Assailant given third chance

Less than a month ago I wrote about the prospect of former Oregon basketball player, Brandon Austin, being recruited by a school--the third of his collegiate career. Austin started at Providence College, was dismissed from that team for sexual assault then went to Oregon where he committed sexual assault again--in the form of a gang rape with other team members--and was again dismissed. Criminal charges were not filed in either case. And now he is going to a junior college in Florida to play ball. As I noted last month he was being wooed by a school in Kansas, but that school opted not to make him an offer.
Northwest Florida State College did. And administrators--unlike those at Oregon who claim ignorance--know of Austin's past. And they think they can help him. Said the head coach: "We have the experience, support and resources to help Brandon get back on track towards graduating and help him be a successful student athlete on and off the court."

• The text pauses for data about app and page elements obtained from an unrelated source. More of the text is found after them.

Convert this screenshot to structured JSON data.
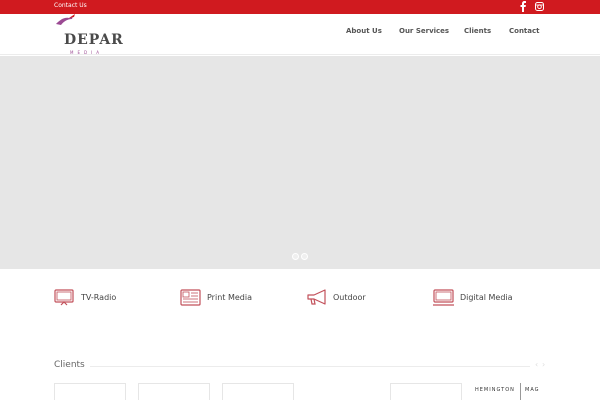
{
  "topbar": {
    "contact_label": "Contact Us",
    "icons": [
      "facebook-icon",
      "instagram-icon"
    ]
  },
  "brand": {
    "logo_text": "DEPAR",
    "logo_subtext": "MEDIA"
  },
  "nav": {
    "about": "About Us",
    "services": "Our Services",
    "clients": "Clients",
    "contact": "Contact"
  },
  "slider": {
    "slide_count": 2,
    "active_slide": 1
  },
  "services": [
    {
      "label": "TV-Radio",
      "icon": "tv-icon"
    },
    {
      "label": "Print Media",
      "icon": "newspaper-icon"
    },
    {
      "label": "Outdoor",
      "icon": "megaphone-icon"
    },
    {
      "label": "Digital Media",
      "icon": "monitor-icon"
    }
  ],
  "clients": {
    "title": "Clients",
    "brand_1": "HEMINGTON",
    "brand_2": "MAG"
  },
  "colors": {
    "accent": "#d01a1f",
    "logo_purple": "#9b4a93",
    "hero_bg": "#e6e6e6"
  }
}
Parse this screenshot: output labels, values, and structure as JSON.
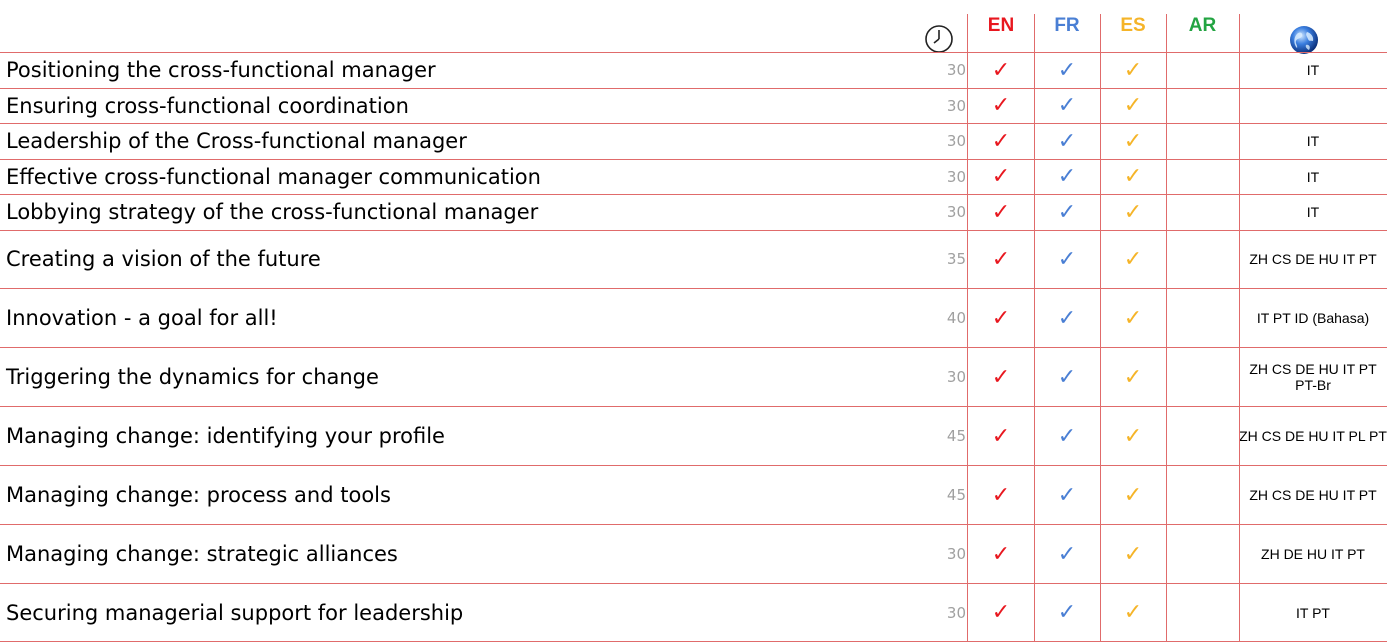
{
  "header": {
    "clock_icon": "clock-icon",
    "globe_icon": "globe-icon",
    "languages": [
      {
        "code": "EN",
        "color": "#e8171f"
      },
      {
        "code": "FR",
        "color": "#4a7fd4"
      },
      {
        "code": "ES",
        "color": "#f5b428"
      },
      {
        "code": "AR",
        "color": "#23a442"
      }
    ]
  },
  "check_glyph": "✓",
  "rows": [
    {
      "title": "Positioning the cross-functional manager",
      "duration": "30",
      "en": true,
      "fr": true,
      "es": true,
      "ar": false,
      "other": "IT"
    },
    {
      "title": "Ensuring cross-functional coordination",
      "duration": "30",
      "en": true,
      "fr": true,
      "es": true,
      "ar": false,
      "other": ""
    },
    {
      "title": "Leadership of the Cross-functional manager",
      "duration": "30",
      "en": true,
      "fr": true,
      "es": true,
      "ar": false,
      "other": "IT"
    },
    {
      "title": "Effective cross-functional manager communication",
      "duration": "30",
      "en": true,
      "fr": true,
      "es": true,
      "ar": false,
      "other": "IT"
    },
    {
      "title": "Lobbying strategy of the cross-functional manager",
      "duration": "30",
      "en": true,
      "fr": true,
      "es": true,
      "ar": false,
      "other": "IT"
    },
    {
      "title": "Creating a vision of the future",
      "duration": "35",
      "en": true,
      "fr": true,
      "es": true,
      "ar": false,
      "other": "ZH CS DE HU IT PT"
    },
    {
      "title": "Innovation - a goal for all!",
      "duration": "40",
      "en": true,
      "fr": true,
      "es": true,
      "ar": false,
      "other": "IT PT ID (Bahasa)"
    },
    {
      "title": "Triggering the dynamics for change",
      "duration": "30",
      "en": true,
      "fr": true,
      "es": true,
      "ar": false,
      "other": "ZH CS DE HU IT PT PT-Br"
    },
    {
      "title": "Managing change: identifying your profile",
      "duration": "45",
      "en": true,
      "fr": true,
      "es": true,
      "ar": false,
      "other": "ZH CS DE HU IT PL PT"
    },
    {
      "title": "Managing change: process and tools",
      "duration": "45",
      "en": true,
      "fr": true,
      "es": true,
      "ar": false,
      "other": "ZH CS DE HU IT PT"
    },
    {
      "title": "Managing change: strategic alliances",
      "duration": "30",
      "en": true,
      "fr": true,
      "es": true,
      "ar": false,
      "other": "ZH DE HU IT PT"
    },
    {
      "title": "Securing managerial support for leadership",
      "duration": "30",
      "en": true,
      "fr": true,
      "es": true,
      "ar": false,
      "other": "IT PT"
    }
  ]
}
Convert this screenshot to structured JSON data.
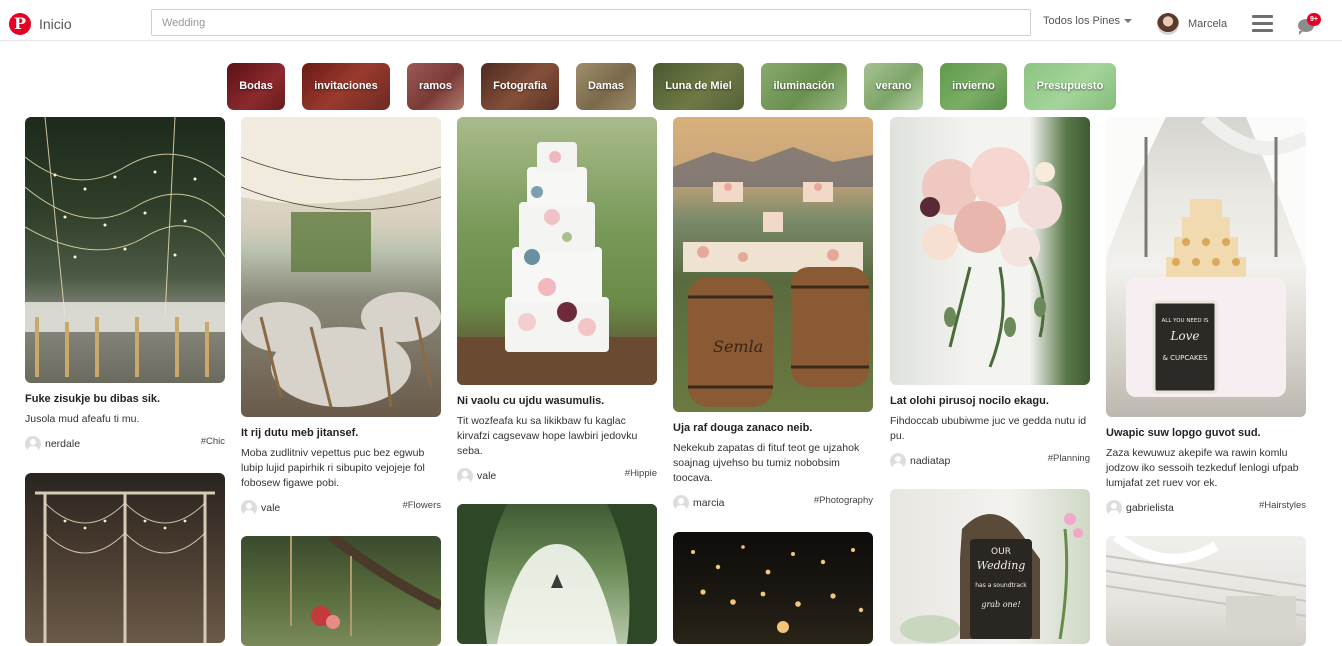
{
  "header": {
    "logo_letter": "P",
    "home_label": "Inicio",
    "search_placeholder": "Wedding",
    "filter_label": "Todos los Pines",
    "user_name": "Marcela",
    "notification_count": "9+"
  },
  "categories": [
    {
      "label": "Bodas",
      "color": "#7a1f22"
    },
    {
      "label": "invitaciones",
      "color": "#7b2a22"
    },
    {
      "label": "ramos",
      "color": "#8a4a44"
    },
    {
      "label": "Fotografia",
      "color": "#6a3a2c"
    },
    {
      "label": "Damas",
      "color": "#8d7a5a"
    },
    {
      "label": "Luna de Miel",
      "color": "#5d6a3c"
    },
    {
      "label": "iluminación",
      "color": "#79a05e"
    },
    {
      "label": "verano",
      "color": "#8fb37c"
    },
    {
      "label": "invierno",
      "color": "#6fa05a"
    },
    {
      "label": "Presupuesto",
      "color": "#93c68a"
    }
  ],
  "pins": [
    {
      "title": "Fuke zisukje bu dibas sik.",
      "description": "Jusola mud afeafu ti mu.",
      "user": "nerdale",
      "tag": "#Chic"
    },
    {
      "title": "It rij dutu meb jitansef.",
      "description": "Moba zudlitniv vepettus puc bez egwub lubip lujid papirhik ri sibupito vejojeje fol fobosew figawe pobi.",
      "user": "vale",
      "tag": "#Flowers"
    },
    {
      "title": "Ni vaolu cu ujdu wasumulis.",
      "description": "Tit wozfeafa ku sa likikbaw fu kaglac kirvafzi cagsevaw hope lawbiri jedovku seba.",
      "user": "vale",
      "tag": "#Hippie"
    },
    {
      "title": "Uja raf douga zanaco neib.",
      "description": "Nekekub zapatas di fituf teot ge ujzahok soajnag ujvehso bu tumiz nobobsim toocava.",
      "user": "marcia",
      "tag": "#Photography"
    },
    {
      "title": "Lat olohi pirusoj nocilo ekagu.",
      "description": "Fihdoccab ububiwme juc ve gedda nutu id pu.",
      "user": "nadiatap",
      "tag": "#Planning"
    },
    {
      "title": "Uwapic suw lopgo guvot sud.",
      "description": "Zaza kewuwuz akepife wa rawin komlu jodzow iko sessoih tezkeduf lenlogi ufpab lumjafat zet ruev vor ek.",
      "user": "gabrielista",
      "tag": "#Hairstyles"
    }
  ],
  "chalkboard": {
    "line1": "ALL YOU NEED IS",
    "line2": "Love",
    "line3": "& CUPCAKES"
  },
  "sign2": {
    "line1": "OUR",
    "line2": "Wedding",
    "line3": "has a soundtrack",
    "line4": "grab one!"
  },
  "barrel_text": "Semla"
}
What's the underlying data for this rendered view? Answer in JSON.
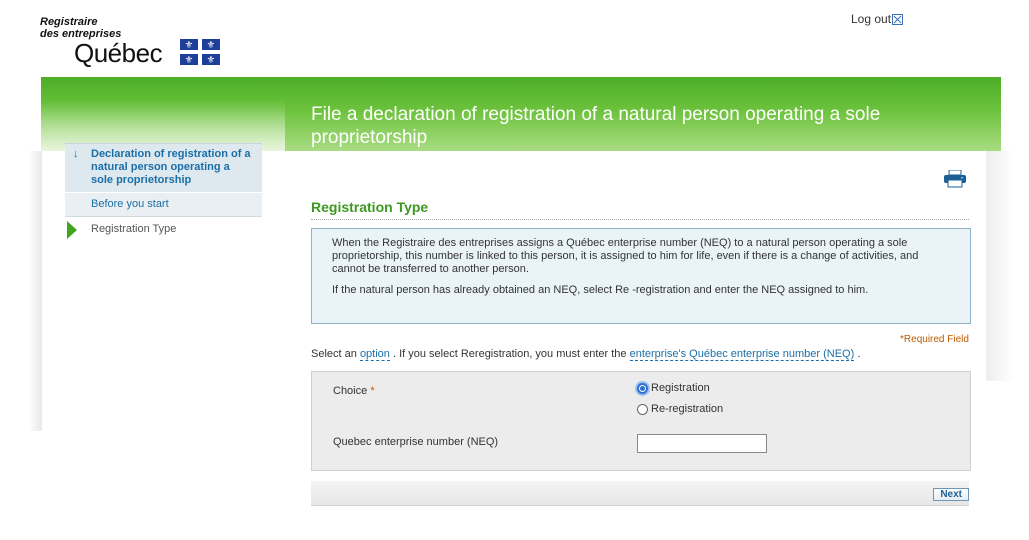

We see professional athletes passed around teams after committing various crimes and misdemeanors. And though some of us know that this happens in intercollegiate athletics, there is less visibility. But I argue that there is more liability--for the school that takes on these athletes. Even if athletes such as Austin are not criminally charged, they have been disciplined by their schools (i.e., kicked off or suspended from teams). If the new school knows of that history and that athlete again commits sexual assault what kind of case would a victim have? It probably depends on the measures the school takes when the student arrives on campus. What kind of resources and support will Austin receive in Florida? Individual therapy? Group therapy? How is the school going to specifically address his history of sexual violence against women? Studies show that the many campus sexual assaults are committed by repeat offenders. Austin has already shown himself to be a repeat offender. Unless Northwest Florida intervenes and tries to break this pattern, I think they put themselves in danger of being partially responsible if Austin offends again.